Records contained in a dataset
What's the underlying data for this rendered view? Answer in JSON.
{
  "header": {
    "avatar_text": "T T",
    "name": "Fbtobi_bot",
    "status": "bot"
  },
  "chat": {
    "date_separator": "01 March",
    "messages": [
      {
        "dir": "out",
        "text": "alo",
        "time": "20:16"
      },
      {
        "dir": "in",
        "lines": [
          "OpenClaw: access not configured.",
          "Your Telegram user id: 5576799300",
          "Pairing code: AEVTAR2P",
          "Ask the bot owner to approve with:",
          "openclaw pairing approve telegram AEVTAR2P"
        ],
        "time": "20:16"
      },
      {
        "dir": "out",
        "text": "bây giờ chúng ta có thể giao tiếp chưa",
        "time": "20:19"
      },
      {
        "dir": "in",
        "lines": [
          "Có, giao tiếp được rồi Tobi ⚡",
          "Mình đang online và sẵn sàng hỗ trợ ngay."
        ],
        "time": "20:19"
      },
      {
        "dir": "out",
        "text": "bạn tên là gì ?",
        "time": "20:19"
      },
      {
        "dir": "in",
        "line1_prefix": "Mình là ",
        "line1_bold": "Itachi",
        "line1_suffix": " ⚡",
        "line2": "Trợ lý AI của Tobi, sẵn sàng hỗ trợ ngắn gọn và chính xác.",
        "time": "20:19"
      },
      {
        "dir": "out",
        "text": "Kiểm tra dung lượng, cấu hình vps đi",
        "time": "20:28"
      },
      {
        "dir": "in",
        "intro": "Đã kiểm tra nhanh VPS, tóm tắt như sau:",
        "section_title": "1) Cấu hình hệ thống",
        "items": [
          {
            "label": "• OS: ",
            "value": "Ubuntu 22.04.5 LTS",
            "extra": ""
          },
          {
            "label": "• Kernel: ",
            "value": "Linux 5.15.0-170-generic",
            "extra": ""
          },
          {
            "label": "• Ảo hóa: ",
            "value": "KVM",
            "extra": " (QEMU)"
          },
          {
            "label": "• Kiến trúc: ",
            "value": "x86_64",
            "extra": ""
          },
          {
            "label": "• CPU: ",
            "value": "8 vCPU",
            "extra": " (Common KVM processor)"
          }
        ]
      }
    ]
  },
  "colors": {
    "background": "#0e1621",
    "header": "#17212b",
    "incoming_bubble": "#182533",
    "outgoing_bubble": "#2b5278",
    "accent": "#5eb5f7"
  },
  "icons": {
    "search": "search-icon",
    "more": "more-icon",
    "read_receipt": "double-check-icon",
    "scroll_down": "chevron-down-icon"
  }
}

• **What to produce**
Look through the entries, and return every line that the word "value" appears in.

• **Output**
            "value": "Ubuntu 22.04.5 LTS",
            "value": "Linux 5.15.0-170-generic",
            "value": "KVM",
            "value": "x86_64",
            "value": "8 vCPU",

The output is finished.